Congress should expand funding for a program that provides lifesaving mammograms and pap tests to thousands of American women each year.  Ask Congress to prioritize funding for these lifesaving cancer screenings.

Latest Updates

April 22, 2019
Colorado

DENVER, Colo.— The Colorado House of Representatives today passed House Bill 1302 to reauthorize Colorado's Breast and Cervical Cancer Early Detection and Treatment Program through 2029. The bill has enjoyed strong bipartisan support, passing the House with a vote of 52-12 and now awaits Senate action. The American Cancer Society

April 10, 2019
Missouri

Nearly 100 cancer survivors, caregivers and their families from across the state gathered in Jefferson City today to urge lawmakers to protect young people from skin cancer and increase funding for cancer prevention programs.

April 9, 2019
Maryland

An ambience of sadness and loss permeated this year’s Sine Die —the last day of the 90-day, Maryland General Assembly Session—as we processed the loss of Maryland House Speaker Michael Busch, a true health care champion. It is fitting that we made so much progress this year. Please take a

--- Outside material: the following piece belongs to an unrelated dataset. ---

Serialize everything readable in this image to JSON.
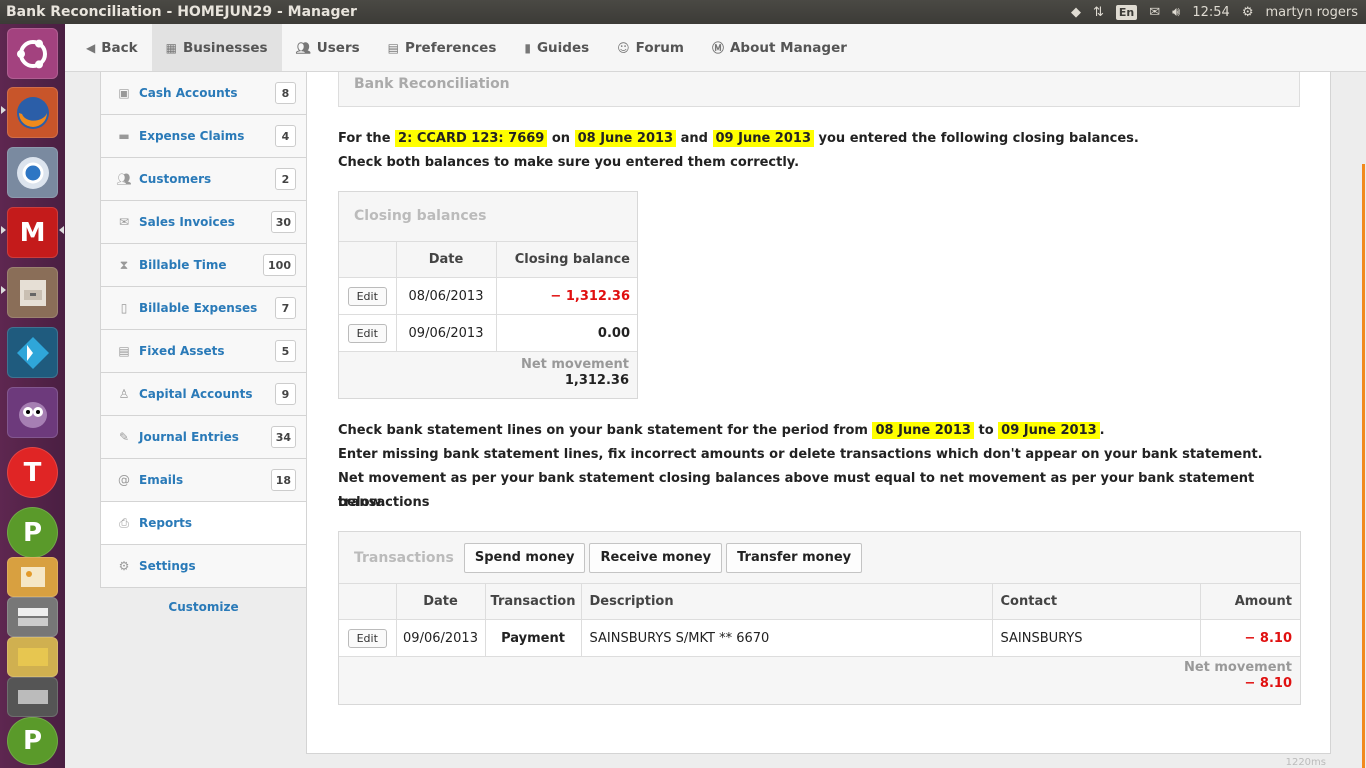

April 5, 2019
Alabama

The Tobacco Advocacy Panel: A Call for Action was held at the RSA Plaza Terrance in Montgomery to discuss the recent spike in tobacco use driven largely by the increased use of e-cigarettes among Alabama’s youth and the evidenced-based policies needed to reverse this trend.

Breast and Cervical Cancer Resources

If detected early, cervical cancer is one of the most successfully treatable cancers. Incidence and mortality rates of cervical cancer have declined by over 50 percent in the past 50 years, largely due to improved screening and early detection. However, the rate of decline has slowed in recent years. Efforts to reduce barriers to screening could greatly improve cervical cancer screening rates, particularly for disparate populations.